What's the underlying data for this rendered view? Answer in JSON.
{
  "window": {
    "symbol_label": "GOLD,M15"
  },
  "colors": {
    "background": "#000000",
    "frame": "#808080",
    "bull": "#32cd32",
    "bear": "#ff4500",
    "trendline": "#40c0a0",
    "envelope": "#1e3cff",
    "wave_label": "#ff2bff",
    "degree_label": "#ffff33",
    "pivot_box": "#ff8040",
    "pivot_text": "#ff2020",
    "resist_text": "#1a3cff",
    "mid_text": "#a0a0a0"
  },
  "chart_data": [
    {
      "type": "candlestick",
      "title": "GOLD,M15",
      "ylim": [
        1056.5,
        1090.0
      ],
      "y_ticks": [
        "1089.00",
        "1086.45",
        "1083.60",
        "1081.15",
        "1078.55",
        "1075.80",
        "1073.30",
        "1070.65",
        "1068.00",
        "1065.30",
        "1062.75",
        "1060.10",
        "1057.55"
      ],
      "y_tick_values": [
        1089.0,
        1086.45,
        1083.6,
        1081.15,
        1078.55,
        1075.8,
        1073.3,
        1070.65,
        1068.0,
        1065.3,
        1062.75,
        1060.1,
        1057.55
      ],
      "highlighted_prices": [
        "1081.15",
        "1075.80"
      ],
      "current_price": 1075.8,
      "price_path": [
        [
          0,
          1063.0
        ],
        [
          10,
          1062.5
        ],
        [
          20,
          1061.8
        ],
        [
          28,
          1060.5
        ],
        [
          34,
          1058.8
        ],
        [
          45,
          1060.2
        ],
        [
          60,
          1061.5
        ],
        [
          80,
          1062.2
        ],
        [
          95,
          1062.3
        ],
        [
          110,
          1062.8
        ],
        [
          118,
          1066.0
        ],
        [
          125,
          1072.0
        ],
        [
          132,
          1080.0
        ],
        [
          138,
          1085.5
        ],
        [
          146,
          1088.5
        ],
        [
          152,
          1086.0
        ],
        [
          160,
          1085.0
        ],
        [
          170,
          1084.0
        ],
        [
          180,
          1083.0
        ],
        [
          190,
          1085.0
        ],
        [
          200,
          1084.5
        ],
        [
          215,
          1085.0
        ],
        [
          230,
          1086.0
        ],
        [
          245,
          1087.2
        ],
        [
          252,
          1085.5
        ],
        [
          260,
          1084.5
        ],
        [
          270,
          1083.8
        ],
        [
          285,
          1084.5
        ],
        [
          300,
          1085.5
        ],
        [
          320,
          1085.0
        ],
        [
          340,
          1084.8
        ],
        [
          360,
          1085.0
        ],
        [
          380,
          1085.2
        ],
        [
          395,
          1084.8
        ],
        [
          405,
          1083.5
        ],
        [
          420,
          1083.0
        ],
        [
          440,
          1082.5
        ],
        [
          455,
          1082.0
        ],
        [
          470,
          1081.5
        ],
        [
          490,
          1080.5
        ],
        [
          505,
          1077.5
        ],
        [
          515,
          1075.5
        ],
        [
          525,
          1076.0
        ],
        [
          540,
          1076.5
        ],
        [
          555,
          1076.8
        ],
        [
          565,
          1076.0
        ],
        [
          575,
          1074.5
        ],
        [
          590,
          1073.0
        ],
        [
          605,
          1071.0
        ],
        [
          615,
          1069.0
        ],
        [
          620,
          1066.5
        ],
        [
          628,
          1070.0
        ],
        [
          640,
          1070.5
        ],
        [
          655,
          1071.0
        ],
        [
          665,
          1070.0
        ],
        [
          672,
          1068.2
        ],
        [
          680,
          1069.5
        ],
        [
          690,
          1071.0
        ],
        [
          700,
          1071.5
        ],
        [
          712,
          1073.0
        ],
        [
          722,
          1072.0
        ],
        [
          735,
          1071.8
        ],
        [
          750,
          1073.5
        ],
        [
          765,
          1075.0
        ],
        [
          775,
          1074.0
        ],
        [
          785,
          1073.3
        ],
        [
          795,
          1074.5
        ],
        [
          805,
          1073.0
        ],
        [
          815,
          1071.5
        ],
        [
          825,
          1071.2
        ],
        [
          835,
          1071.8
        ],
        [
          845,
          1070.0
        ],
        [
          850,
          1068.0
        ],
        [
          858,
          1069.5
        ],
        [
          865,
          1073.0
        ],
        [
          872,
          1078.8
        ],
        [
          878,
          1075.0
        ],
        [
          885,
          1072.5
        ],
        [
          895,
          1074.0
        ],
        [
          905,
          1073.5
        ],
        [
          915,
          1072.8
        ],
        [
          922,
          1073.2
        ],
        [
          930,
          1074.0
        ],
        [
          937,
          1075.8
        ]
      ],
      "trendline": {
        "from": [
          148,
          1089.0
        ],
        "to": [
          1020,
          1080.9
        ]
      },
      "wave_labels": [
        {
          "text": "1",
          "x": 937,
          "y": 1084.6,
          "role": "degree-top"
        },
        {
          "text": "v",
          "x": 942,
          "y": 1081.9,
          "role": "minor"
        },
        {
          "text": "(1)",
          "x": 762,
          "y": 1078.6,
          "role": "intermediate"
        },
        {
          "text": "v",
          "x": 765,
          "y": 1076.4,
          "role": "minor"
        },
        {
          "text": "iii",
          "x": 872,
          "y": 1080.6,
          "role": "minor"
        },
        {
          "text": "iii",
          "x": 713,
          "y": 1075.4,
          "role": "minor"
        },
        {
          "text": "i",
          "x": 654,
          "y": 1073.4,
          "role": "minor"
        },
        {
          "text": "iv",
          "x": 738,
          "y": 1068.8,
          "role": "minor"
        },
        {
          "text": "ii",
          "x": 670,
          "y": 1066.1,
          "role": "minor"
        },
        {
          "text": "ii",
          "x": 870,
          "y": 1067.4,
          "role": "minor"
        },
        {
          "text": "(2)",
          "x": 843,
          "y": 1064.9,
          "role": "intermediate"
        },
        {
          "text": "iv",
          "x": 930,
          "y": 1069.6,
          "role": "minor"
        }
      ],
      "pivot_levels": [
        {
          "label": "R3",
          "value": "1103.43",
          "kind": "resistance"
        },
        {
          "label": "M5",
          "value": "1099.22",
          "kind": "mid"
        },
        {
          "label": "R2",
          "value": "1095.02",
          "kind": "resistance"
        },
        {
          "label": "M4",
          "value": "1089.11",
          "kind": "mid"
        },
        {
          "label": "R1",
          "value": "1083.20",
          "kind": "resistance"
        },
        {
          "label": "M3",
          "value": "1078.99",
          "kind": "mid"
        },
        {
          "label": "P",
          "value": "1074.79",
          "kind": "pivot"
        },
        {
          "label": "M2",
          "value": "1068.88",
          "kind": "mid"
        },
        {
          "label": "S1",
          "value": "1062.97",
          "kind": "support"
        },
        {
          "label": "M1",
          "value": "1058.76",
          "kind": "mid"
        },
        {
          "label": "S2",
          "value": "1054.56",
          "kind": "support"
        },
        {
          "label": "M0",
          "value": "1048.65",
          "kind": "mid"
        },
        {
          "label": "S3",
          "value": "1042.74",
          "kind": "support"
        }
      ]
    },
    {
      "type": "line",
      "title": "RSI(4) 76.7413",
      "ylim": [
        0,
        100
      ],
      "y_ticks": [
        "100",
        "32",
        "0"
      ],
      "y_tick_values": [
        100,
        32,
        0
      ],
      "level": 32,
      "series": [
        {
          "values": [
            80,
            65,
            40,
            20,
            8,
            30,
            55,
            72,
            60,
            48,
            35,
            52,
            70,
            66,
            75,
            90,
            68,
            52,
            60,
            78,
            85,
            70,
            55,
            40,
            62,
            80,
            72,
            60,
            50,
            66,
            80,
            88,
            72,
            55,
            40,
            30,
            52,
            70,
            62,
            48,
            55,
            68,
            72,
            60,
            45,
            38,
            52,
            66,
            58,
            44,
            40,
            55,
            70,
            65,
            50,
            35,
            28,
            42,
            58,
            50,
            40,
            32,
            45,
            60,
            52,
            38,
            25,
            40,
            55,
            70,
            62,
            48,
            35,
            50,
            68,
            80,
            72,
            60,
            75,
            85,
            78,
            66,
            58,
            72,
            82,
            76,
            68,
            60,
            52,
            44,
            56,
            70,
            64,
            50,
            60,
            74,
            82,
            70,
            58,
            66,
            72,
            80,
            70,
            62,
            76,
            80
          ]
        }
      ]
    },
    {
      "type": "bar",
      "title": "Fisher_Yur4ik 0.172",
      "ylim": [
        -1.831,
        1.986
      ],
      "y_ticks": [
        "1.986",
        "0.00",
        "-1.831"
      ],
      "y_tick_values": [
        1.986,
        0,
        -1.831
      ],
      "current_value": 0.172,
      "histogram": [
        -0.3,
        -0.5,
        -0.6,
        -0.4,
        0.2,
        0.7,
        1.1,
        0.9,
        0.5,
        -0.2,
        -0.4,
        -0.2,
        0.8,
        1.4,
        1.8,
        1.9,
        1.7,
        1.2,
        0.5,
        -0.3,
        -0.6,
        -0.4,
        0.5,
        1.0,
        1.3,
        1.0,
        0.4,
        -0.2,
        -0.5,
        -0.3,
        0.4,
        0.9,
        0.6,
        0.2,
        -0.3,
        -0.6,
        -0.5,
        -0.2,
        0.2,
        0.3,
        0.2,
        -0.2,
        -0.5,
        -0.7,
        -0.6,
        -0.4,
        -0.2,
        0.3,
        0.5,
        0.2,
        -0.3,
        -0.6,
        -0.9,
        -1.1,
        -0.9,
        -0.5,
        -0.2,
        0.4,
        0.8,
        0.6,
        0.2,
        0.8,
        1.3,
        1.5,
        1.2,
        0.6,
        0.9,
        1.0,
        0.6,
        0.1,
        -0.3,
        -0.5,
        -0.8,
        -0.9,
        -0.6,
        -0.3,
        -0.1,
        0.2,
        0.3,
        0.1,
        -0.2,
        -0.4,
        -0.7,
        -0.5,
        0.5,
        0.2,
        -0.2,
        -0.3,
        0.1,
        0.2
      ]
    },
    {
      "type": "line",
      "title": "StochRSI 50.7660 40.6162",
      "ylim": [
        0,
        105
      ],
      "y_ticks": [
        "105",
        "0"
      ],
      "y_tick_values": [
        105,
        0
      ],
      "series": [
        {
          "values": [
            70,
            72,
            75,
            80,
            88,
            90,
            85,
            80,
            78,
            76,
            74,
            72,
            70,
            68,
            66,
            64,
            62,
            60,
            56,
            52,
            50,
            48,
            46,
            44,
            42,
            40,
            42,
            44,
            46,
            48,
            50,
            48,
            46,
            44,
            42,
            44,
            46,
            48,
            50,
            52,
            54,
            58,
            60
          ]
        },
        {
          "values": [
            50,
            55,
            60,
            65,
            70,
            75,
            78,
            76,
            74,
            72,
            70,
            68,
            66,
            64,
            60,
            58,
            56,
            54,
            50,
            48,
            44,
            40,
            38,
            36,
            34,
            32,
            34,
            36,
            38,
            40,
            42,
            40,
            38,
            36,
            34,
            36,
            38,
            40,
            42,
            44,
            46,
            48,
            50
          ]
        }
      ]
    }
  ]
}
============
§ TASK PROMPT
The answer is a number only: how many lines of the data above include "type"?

§ SOLUTION
4